Be wary of people who have financial problems

If your partner dodges conversations about money, acts suspiciously when you sit down to talk numbers and withholds information, treat this as a red flag. Ellie says: "Common financial abuse signs include: one partner controlling the finances and limiting the access of the other [to] financial information, unexplained purchases and funds appearing, and asking you to sign documents out of the blue without clear explanation."

Screenshot all interactions and documentation

If you suspect you are experiencing relationship fraud, it's imperative you keep a record of all your conversations, texts, messages and emails so that you have evidence to show the police. Iona adds: "You can try to apply for a refund as banks should now technically reimburse victims of authorised push payment (APP) fraud. Unfortunately, this doesn't apply if the bank believes you acted with 'gross negligence'." In the instance that you disagree with the bank's assessment, you can complain to the Financial Ombudsman but there's no guarantee that the decision will be overturned.
Advertisement

Work on your personal growth
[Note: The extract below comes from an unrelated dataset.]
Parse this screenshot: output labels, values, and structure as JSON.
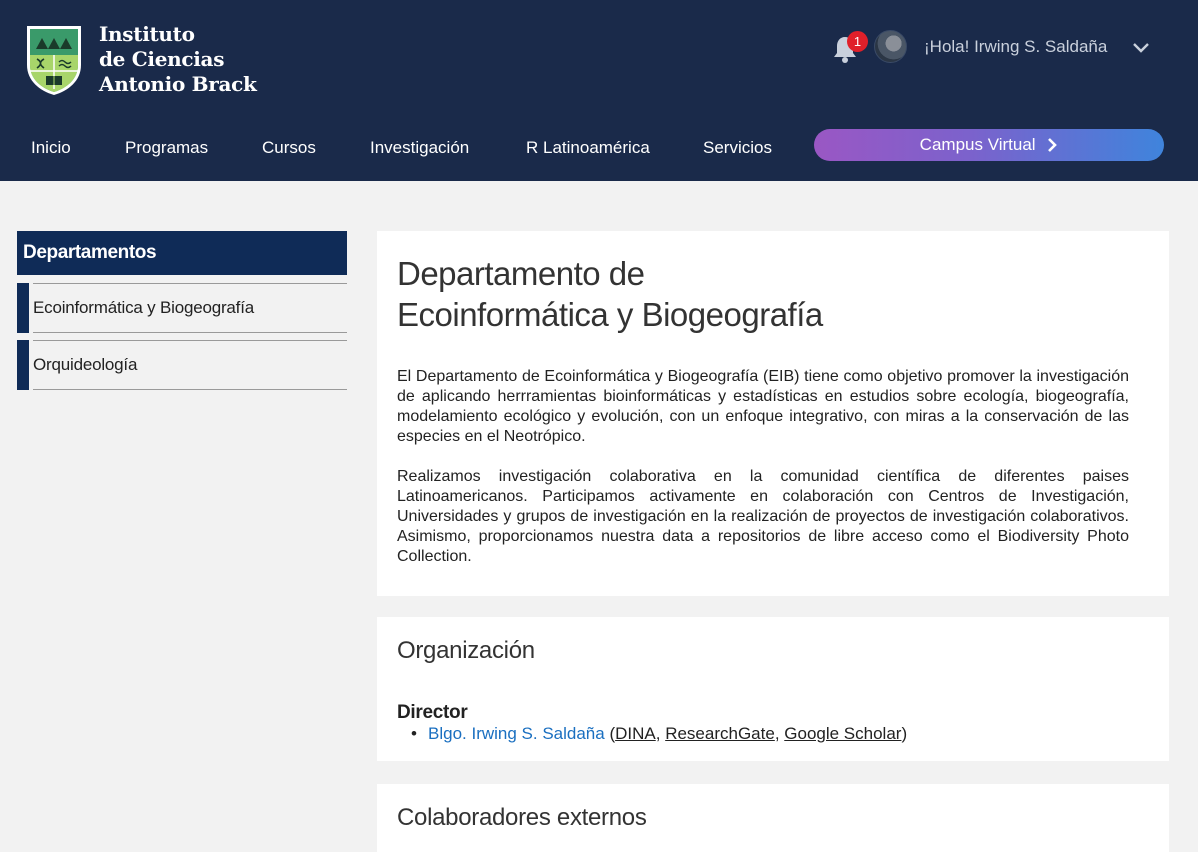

If you've been hurt or betrayed in the past, you may be more vulnerable to financial abuse. "This doesn't mean you're a weak or needy person, just that your worldview and character might cause you to ignore warning signs," says Iona. "Having therapy, cultivating lots of interests/relationships and developing confidence-boosting strategies can all help." Also, she adds, you should remember that you never need to be with someone to make you happy.

Get help

"If you suspect that you, or someone you know, might be a victim of financial abuse, contact the Money Advice Service for more support and information on next steps," concludes Ellie.
For more information on how to understand personal finance, visit the Young Money Blog and This Girl Talks Money.
*Name has been changed to protect identity.

More from Living

R29 Original Series